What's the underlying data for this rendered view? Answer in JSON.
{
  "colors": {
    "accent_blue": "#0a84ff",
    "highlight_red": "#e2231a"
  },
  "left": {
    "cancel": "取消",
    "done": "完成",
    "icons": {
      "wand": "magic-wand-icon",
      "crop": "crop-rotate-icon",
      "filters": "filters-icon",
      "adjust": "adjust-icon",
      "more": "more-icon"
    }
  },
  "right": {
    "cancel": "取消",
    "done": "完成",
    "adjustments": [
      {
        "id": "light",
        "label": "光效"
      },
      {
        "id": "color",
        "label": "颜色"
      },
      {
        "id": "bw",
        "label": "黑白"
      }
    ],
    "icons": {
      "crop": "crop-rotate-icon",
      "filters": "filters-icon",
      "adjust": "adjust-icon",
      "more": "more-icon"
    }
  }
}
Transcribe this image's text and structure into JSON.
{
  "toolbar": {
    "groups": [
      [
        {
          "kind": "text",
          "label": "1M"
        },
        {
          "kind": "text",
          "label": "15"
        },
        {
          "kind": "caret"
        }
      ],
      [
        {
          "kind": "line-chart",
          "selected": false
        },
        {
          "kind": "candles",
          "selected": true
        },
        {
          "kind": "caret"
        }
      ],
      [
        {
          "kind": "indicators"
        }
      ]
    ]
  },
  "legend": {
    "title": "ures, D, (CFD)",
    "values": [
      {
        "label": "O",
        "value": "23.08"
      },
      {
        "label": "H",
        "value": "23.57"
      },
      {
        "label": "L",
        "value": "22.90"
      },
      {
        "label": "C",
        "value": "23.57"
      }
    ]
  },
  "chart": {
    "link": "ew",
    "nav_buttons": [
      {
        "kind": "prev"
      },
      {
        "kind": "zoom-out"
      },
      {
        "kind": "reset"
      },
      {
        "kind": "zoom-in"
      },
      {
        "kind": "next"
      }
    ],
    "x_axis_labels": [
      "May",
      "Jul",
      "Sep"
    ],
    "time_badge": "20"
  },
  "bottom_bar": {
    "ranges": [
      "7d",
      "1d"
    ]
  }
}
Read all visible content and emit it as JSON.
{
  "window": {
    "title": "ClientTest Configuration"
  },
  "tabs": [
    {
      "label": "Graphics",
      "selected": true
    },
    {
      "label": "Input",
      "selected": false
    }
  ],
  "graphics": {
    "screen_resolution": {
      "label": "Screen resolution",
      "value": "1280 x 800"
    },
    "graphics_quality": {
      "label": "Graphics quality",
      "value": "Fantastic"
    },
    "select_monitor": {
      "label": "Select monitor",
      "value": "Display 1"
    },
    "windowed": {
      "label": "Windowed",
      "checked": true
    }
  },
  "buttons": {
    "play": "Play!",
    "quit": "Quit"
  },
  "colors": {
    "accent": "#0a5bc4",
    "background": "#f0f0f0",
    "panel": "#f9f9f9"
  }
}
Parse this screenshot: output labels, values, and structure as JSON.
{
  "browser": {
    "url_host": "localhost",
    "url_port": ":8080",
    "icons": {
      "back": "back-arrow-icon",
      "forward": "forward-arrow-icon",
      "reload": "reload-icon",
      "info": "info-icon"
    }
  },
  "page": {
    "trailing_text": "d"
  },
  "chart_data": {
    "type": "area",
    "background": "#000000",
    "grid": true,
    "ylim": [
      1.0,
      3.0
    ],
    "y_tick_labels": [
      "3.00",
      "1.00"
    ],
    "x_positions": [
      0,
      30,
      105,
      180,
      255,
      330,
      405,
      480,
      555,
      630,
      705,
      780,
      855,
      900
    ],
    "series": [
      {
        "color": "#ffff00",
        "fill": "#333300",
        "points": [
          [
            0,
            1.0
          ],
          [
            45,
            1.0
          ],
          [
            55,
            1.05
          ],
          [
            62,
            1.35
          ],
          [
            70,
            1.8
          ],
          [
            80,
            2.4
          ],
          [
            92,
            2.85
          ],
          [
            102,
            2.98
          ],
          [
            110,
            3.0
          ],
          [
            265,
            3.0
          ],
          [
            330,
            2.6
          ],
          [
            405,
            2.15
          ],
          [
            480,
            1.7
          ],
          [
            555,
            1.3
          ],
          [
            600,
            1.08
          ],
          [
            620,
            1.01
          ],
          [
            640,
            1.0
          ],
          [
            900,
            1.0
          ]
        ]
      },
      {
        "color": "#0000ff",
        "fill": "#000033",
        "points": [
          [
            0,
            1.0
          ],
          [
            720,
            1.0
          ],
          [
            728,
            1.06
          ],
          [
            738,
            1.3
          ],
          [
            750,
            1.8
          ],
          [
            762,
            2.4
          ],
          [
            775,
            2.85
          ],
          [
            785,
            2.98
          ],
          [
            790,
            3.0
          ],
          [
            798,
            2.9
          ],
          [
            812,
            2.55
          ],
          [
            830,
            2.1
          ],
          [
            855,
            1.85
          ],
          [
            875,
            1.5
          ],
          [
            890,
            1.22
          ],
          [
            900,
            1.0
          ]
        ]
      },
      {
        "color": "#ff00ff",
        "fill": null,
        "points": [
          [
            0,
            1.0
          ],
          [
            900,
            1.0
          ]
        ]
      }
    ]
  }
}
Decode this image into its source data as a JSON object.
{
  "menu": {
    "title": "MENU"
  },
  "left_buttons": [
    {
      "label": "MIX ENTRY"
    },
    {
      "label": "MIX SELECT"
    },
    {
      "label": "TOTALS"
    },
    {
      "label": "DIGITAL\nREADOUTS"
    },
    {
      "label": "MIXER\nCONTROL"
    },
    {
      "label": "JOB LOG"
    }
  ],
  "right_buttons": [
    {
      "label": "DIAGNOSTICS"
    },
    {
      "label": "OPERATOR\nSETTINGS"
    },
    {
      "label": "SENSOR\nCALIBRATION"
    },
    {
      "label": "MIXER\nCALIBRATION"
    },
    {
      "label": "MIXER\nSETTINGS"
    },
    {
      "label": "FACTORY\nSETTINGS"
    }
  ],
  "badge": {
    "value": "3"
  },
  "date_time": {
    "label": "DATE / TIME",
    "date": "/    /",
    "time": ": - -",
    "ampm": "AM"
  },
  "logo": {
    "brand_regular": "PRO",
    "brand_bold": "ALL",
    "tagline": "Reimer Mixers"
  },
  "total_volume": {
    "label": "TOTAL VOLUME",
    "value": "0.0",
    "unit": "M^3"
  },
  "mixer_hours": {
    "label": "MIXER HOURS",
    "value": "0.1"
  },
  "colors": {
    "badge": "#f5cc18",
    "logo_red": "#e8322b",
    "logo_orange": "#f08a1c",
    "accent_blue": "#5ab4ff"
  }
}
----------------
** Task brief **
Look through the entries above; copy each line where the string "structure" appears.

** Response to the exercise **
Transcribe this image's text and structure into JSON.
Parse this screenshot: output labels, values, and structure as JSON.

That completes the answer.